What to do if you have an STI
If you or your partner have signs of an STI:
• start treatment right away. Early treatment will protect you from more serious
problems later on, and will prevent the spread of infection to others.
• get tested, if possible. Go to a clinic or health
center where you can be tested to know which
STI you have. This way you will not have to take
medicines you do not need. If it is not possible
to get tested, you may have to take several
medicines. Try to talk with an experienced
health worker about treatment.
• help your partner get treated at the same time
you do. If he does not, he will infect you again
if you have sex. Urge him to take the proper
medicine or to see a health worker.
• make sure you take all the medicine, even if
your signs start to go away. Do not buy only part of the medicine. You (or your
partner) will not be cured until you have taken all the required medicine (see
• practice safer sex. If you do not protect yourself, you can always get another STI
(see pages 180 to 182).
What is HIV/AIDS?
HIV (Human Immunodeficiency Virus) is a very small germ you cannot see that weakens
the immune system, the part of the body that fights off infection and disease. HIV is
most often spread from one person to another during sex. If a man passes HIV to a
pregnant woman, or if a pregnant woman is already infected with HIV,
the virus can also pass to a baby during pregnancy, during the birth, or
during breastfeeding. For more information about the ways someone can
and cannot be infected with HIV, see pages 170 to 171.
AIDS (Acquired Immune Deficiency Syndrome) is a disease that
develops some time after a person has been infected with HIV.
A person is said to have AIDS when he or she starts to get many
common health problems more often than usual. Some signs of AIDS
are losing weight, sores that will not heal, a bad cough, sweating at
night, diarrhea, skin rashes, a fever, discharge from the vagina, or
feeling very tired all the time. But all of these problems can have other

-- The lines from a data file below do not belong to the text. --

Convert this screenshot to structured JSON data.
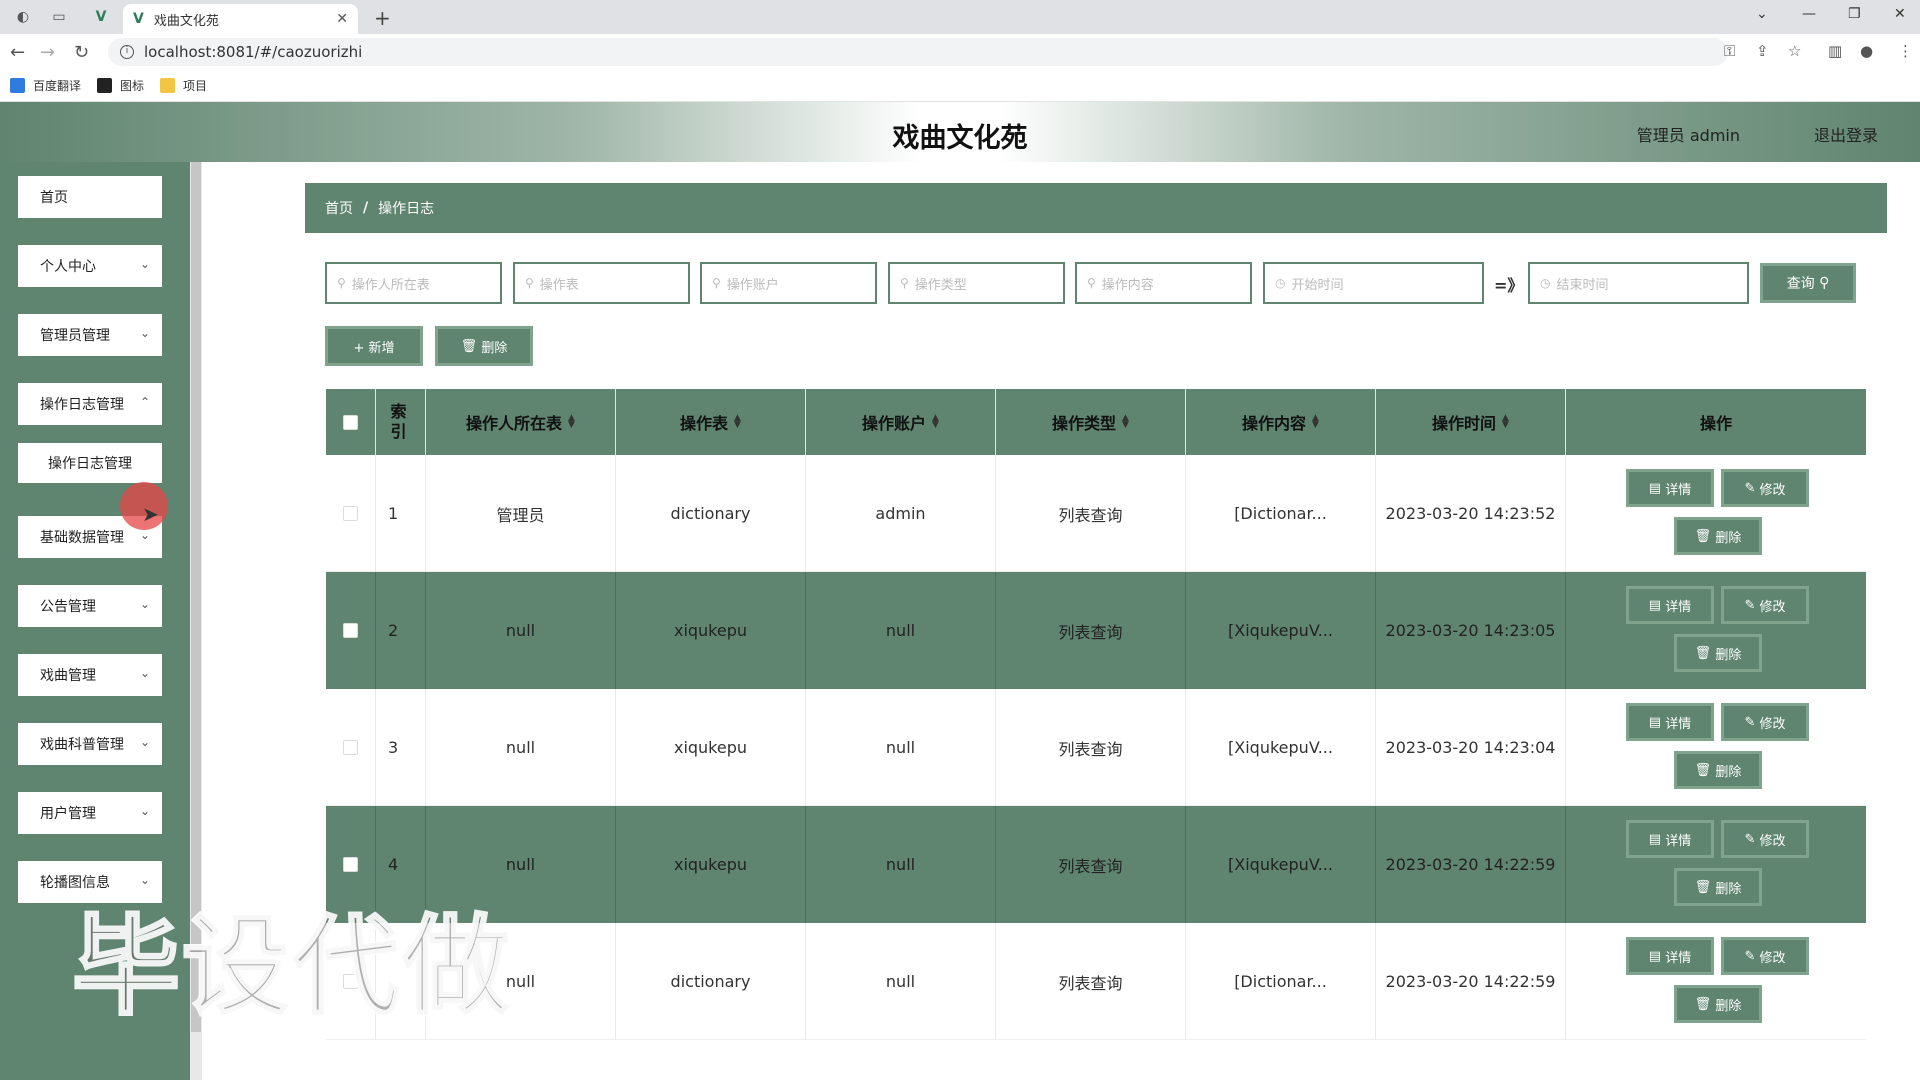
{
  "browser": {
    "tab_title": "戏曲文化苑",
    "url": "localhost:8081/#/caozuorizhi",
    "bookmarks": [
      "百度翻译",
      "图标",
      "项目"
    ]
  },
  "header": {
    "title": "戏曲文化苑",
    "user": "管理员 admin",
    "logout": "退出登录"
  },
  "sidebar": {
    "items": [
      {
        "label": "首页",
        "has_children": false
      },
      {
        "label": "个人中心",
        "has_children": true
      },
      {
        "label": "管理员管理",
        "has_children": true
      },
      {
        "label": "操作日志管理",
        "has_children": true
      },
      {
        "label": "基础数据管理",
        "has_children": true
      },
      {
        "label": "公告管理",
        "has_children": true
      },
      {
        "label": "戏曲管理",
        "has_children": true
      },
      {
        "label": "戏曲科普管理",
        "has_children": true
      },
      {
        "label": "用户管理",
        "has_children": true
      },
      {
        "label": "轮播图信息",
        "has_children": true
      }
    ],
    "submenu": {
      "label": "操作日志管理"
    }
  },
  "breadcrumb": {
    "home": "首页",
    "separator": "/",
    "current": "操作日志"
  },
  "search": {
    "placeholders": [
      "操作人所在表",
      "操作表",
      "操作账户",
      "操作类型",
      "操作内容",
      "开始时间",
      "结束时间"
    ],
    "range_separator": "=》",
    "query_label": "查询"
  },
  "toolbar": {
    "add_label": "+ 新增",
    "delete_label": "删除"
  },
  "table": {
    "headers": [
      "索引",
      "操作人所在表",
      "操作表",
      "操作账户",
      "操作类型",
      "操作内容",
      "操作时间",
      "操作"
    ],
    "rows": [
      {
        "index": "1",
        "user_table": "管理员",
        "op_table": "dictionary",
        "account": "admin",
        "type": "列表查询",
        "content": "[Dictionar...",
        "time": "2023-03-20 14:23:52"
      },
      {
        "index": "2",
        "user_table": "null",
        "op_table": "xiqukepu",
        "account": "null",
        "type": "列表查询",
        "content": "[XiqukepuV...",
        "time": "2023-03-20 14:23:05"
      },
      {
        "index": "3",
        "user_table": "null",
        "op_table": "xiqukepu",
        "account": "null",
        "type": "列表查询",
        "content": "[XiqukepuV...",
        "time": "2023-03-20 14:23:04"
      },
      {
        "index": "4",
        "user_table": "null",
        "op_table": "xiqukepu",
        "account": "null",
        "type": "列表查询",
        "content": "[XiqukepuV...",
        "time": "2023-03-20 14:22:59"
      },
      {
        "index": "",
        "user_table": "null",
        "op_table": "dictionary",
        "account": "null",
        "type": "列表查询",
        "content": "[Dictionar...",
        "time": "2023-03-20 14:22:59"
      }
    ],
    "actions": {
      "detail": "详情",
      "edit": "修改",
      "delete": "删除"
    }
  },
  "watermark": "毕设代做",
  "colors": {
    "primary": "#5f8470",
    "border": "#7fa38d"
  }
}
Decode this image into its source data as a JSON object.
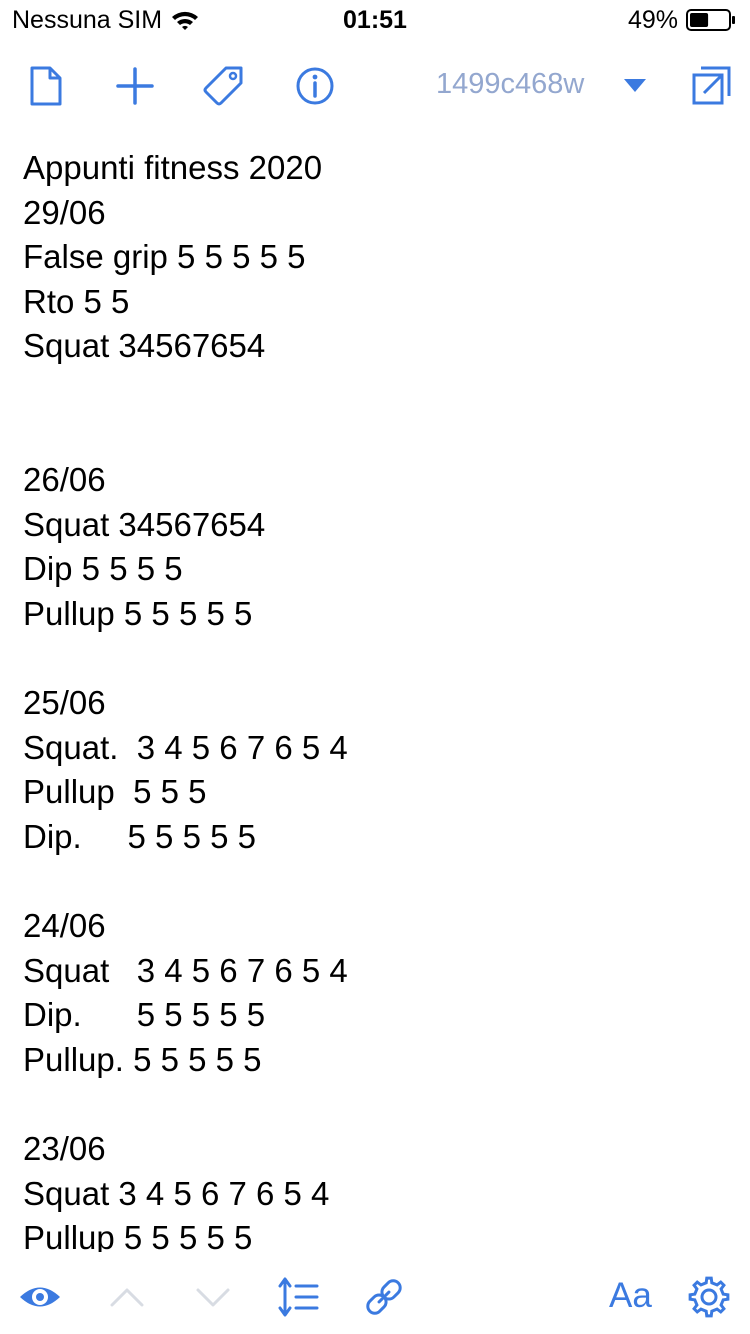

causes. You cannot be sure a person has HIV/AIDS without a special
blood test—see page 172.
A Health Handbook for Women with Disabilities 2007